* [TO DO]: What is the number of lines in the entries that contain "screenshot"? Reply with that number only.

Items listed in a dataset
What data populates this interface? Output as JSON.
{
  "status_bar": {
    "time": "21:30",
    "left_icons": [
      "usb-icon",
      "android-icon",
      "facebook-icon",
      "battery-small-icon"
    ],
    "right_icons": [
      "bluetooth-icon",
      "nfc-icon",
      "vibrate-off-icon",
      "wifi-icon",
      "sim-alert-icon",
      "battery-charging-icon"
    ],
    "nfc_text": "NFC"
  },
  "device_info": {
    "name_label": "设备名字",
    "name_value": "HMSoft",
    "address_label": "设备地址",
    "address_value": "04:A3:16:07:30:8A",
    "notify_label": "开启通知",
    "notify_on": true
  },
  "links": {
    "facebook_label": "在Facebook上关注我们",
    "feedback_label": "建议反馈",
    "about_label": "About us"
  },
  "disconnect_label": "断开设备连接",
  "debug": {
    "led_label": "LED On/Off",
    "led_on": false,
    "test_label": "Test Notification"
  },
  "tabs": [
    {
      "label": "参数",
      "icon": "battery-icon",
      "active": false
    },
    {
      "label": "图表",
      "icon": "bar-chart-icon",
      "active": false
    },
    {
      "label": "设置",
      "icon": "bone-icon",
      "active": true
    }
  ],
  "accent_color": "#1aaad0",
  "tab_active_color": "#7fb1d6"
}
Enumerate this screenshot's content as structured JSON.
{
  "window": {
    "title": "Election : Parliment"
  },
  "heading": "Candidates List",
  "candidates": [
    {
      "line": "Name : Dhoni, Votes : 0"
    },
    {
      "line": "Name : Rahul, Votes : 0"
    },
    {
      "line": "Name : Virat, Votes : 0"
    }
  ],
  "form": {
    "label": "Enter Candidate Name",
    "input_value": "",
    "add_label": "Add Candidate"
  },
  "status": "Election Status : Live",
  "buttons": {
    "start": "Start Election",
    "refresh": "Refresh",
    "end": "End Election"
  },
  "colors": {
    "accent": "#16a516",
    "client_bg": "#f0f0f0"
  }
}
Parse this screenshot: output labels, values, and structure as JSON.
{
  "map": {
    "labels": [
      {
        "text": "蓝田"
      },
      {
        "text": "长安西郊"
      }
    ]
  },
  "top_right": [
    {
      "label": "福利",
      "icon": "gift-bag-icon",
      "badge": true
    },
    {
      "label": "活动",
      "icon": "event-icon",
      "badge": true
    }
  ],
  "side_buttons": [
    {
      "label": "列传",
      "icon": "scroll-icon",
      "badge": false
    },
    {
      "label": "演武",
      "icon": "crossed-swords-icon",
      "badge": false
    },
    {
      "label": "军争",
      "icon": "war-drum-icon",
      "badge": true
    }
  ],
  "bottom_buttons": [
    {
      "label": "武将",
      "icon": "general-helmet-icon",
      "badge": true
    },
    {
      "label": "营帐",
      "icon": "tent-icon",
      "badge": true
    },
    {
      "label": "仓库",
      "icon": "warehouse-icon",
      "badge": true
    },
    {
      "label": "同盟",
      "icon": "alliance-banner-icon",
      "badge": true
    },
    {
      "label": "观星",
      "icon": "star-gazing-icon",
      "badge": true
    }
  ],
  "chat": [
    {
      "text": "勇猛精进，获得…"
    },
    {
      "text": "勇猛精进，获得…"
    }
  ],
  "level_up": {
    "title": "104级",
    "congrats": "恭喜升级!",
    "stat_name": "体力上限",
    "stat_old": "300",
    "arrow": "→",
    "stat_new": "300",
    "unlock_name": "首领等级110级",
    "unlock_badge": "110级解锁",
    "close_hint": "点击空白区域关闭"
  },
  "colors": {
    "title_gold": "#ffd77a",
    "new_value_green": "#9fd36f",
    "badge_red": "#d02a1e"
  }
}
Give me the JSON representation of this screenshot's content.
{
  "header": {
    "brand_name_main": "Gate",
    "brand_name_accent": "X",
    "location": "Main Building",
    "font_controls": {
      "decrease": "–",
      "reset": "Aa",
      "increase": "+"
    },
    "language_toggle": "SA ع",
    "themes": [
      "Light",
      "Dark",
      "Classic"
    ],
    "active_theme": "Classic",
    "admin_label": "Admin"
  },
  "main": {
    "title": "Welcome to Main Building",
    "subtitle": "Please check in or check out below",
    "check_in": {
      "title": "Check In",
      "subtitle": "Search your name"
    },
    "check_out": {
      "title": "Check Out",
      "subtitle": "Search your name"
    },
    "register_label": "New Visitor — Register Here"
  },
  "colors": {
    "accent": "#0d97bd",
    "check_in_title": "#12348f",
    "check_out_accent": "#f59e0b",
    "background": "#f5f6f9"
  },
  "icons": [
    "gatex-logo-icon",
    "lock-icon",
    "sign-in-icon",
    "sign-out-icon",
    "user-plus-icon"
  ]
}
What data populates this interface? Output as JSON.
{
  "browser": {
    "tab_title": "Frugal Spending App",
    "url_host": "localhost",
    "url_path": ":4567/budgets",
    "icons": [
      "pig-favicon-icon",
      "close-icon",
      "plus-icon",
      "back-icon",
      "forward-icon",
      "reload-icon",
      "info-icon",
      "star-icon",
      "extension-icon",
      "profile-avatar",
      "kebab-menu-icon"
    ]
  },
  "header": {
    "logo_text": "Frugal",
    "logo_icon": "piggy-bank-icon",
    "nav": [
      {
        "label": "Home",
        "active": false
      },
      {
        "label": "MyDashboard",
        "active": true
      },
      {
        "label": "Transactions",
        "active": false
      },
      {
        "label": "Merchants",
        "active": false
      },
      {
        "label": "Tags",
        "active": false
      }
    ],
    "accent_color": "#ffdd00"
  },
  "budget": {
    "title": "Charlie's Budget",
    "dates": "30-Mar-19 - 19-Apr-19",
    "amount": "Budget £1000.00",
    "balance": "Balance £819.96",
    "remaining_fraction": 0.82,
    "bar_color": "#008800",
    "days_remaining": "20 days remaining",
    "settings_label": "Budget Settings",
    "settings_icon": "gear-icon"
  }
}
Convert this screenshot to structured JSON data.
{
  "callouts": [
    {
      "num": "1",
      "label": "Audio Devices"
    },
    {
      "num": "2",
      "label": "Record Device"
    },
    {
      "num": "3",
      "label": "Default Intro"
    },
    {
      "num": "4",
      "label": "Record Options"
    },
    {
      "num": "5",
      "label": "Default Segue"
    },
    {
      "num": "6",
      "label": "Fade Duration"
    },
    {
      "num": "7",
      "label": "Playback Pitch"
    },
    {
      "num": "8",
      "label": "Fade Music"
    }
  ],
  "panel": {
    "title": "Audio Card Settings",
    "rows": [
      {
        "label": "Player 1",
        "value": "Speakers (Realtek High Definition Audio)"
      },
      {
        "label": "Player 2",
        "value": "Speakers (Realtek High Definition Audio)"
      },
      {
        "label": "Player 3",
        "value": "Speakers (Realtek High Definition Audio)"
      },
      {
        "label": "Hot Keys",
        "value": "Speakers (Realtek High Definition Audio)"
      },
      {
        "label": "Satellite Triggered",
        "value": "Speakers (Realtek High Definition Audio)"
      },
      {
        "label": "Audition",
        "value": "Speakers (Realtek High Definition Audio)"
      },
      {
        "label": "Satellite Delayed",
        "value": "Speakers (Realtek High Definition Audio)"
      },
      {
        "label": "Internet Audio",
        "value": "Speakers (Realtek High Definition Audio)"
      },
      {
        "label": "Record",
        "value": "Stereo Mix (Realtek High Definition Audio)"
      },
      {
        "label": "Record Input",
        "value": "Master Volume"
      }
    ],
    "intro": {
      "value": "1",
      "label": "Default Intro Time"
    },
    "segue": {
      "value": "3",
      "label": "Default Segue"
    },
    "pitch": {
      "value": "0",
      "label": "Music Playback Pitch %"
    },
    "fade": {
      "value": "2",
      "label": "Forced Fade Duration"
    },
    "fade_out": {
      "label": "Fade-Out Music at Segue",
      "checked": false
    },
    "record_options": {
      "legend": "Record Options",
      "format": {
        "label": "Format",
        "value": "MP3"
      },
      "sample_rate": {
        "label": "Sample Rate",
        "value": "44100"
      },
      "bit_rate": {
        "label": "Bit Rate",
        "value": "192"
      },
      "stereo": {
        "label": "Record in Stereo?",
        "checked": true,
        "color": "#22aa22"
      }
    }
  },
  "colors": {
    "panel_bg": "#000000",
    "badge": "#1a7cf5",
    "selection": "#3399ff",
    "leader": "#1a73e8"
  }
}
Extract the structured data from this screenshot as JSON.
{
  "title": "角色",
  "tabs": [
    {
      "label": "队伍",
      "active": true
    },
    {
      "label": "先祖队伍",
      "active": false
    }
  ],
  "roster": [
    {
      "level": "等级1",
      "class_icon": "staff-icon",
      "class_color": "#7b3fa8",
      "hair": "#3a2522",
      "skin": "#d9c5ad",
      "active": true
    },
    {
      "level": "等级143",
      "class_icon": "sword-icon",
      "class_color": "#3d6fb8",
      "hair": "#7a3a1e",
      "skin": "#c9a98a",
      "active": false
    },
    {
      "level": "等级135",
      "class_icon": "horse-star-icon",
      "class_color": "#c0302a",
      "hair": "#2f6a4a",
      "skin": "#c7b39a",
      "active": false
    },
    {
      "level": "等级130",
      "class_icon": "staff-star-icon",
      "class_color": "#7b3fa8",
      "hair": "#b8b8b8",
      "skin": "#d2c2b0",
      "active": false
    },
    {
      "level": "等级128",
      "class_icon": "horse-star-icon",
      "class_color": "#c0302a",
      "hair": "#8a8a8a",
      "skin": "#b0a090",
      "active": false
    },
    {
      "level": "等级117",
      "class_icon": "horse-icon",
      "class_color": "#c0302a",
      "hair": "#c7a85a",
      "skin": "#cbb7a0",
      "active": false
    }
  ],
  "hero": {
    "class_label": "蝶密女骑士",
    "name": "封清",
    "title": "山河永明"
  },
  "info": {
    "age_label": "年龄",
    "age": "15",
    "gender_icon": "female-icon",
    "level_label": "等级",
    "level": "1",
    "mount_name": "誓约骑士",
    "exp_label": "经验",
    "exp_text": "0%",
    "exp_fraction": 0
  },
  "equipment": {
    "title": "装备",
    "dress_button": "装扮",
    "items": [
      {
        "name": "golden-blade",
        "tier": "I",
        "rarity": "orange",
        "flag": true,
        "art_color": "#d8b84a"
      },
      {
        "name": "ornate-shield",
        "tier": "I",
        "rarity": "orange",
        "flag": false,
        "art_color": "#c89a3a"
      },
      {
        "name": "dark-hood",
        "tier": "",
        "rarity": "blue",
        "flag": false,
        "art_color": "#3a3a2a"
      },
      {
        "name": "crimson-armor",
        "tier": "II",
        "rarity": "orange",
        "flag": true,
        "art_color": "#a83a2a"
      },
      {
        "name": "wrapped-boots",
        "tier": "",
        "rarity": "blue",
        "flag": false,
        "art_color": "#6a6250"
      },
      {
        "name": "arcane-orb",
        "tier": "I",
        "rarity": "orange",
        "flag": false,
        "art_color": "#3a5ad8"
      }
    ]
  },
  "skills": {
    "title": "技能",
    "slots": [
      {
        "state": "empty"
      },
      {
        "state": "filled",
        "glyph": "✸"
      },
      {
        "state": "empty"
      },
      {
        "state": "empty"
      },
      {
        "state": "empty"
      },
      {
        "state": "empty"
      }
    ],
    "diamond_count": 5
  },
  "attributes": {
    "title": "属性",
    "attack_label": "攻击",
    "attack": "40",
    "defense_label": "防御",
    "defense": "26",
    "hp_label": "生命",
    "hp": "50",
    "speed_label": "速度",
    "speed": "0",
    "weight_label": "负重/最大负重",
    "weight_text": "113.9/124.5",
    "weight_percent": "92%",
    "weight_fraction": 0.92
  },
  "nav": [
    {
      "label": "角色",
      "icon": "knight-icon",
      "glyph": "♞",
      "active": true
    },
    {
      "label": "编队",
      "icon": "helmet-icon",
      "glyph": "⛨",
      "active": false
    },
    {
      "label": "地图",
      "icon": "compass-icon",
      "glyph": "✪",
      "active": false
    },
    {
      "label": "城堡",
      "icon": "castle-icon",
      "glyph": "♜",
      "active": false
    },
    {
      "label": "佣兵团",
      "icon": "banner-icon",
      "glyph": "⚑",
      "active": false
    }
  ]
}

* [RESULT]: 5